To activate emotions, to induce perplexity, to challenge intuitions, to ignite controversy, to elicit reasoned argument: these, I’ve argued, are what give a philosophical stimulus its juice. And these are the ambitions that inform my curation of stimuli when I’m designing new workshops. To illustrate, here’s an overview of The Real-Life Truman Show, my high school workshop about therapeutic deception in the context of dementia care.
The capacity to persuade is a vital currency: it fosters active civic participation and affords access to power in a democracy. Developing persuasiveness therefore has an important place in education. […]
I was tickled pink by this exchange between one girl’s mum (who hosted a Philosophy Club workshop at her home), and another girl’s dad (who arrived a little early to pick […]

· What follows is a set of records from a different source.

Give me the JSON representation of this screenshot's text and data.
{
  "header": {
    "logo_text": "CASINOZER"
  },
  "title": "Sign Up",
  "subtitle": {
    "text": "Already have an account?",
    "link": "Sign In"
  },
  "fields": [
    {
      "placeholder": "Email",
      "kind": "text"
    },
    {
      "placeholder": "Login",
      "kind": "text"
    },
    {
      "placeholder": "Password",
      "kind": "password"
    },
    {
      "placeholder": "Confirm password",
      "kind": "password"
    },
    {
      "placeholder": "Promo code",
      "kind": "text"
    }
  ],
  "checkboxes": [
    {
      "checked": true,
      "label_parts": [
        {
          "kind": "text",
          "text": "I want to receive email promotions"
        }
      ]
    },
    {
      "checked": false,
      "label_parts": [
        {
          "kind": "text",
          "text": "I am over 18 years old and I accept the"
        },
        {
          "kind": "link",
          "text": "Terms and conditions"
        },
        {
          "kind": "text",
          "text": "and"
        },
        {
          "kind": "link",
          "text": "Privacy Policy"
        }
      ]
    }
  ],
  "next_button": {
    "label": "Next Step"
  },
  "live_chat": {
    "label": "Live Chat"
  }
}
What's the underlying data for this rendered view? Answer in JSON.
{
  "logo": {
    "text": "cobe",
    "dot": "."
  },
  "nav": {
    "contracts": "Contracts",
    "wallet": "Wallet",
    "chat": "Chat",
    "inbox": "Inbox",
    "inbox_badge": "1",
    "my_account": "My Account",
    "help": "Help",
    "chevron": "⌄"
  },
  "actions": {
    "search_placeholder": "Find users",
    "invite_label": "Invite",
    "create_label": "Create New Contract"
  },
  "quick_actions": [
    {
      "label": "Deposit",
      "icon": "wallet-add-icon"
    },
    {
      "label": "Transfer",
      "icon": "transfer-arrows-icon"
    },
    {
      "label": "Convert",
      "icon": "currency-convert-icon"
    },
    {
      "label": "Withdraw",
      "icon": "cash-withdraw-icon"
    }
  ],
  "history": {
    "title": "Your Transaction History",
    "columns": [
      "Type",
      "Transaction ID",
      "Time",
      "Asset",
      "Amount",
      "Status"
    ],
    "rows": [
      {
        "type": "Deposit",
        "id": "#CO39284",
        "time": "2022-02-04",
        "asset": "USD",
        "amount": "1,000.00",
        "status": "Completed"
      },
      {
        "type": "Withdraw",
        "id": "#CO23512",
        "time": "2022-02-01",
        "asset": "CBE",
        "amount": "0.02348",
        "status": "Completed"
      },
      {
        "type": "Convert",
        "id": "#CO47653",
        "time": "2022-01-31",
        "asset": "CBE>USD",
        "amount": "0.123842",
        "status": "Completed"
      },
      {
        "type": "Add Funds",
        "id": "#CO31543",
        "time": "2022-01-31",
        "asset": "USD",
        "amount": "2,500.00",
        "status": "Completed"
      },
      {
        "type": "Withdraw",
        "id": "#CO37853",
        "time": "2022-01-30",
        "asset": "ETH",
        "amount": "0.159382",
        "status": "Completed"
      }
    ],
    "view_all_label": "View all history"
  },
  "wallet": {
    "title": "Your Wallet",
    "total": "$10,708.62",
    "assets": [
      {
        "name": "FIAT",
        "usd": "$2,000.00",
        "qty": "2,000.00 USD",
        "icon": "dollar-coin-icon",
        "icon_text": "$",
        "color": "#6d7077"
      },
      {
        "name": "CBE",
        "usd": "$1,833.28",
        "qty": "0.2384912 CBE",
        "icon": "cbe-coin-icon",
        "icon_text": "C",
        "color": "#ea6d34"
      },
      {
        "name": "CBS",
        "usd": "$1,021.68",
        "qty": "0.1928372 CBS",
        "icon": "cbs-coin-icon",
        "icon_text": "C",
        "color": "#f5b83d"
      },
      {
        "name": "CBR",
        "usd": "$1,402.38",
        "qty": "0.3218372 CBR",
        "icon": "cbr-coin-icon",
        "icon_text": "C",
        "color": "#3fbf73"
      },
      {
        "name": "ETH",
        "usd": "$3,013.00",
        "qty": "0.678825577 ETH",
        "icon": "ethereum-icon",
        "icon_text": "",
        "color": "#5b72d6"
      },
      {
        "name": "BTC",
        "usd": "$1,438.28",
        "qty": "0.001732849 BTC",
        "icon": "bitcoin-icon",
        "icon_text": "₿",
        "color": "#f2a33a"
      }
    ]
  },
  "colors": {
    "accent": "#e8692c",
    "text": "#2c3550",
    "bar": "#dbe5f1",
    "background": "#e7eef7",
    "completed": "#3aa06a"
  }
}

Anyone keen to foster children’s curiosity and philosophical thinking is sure to savour this banquet of short films. Bon appétit! Our appetiser is Zia Hassan’s 9 year old discusses the […]
Recently I’ve seen a spate of articles along the lines of ‘What Philosophy Can Do For You’, focusing on the high results that philosophy students score on graduate school admissions […]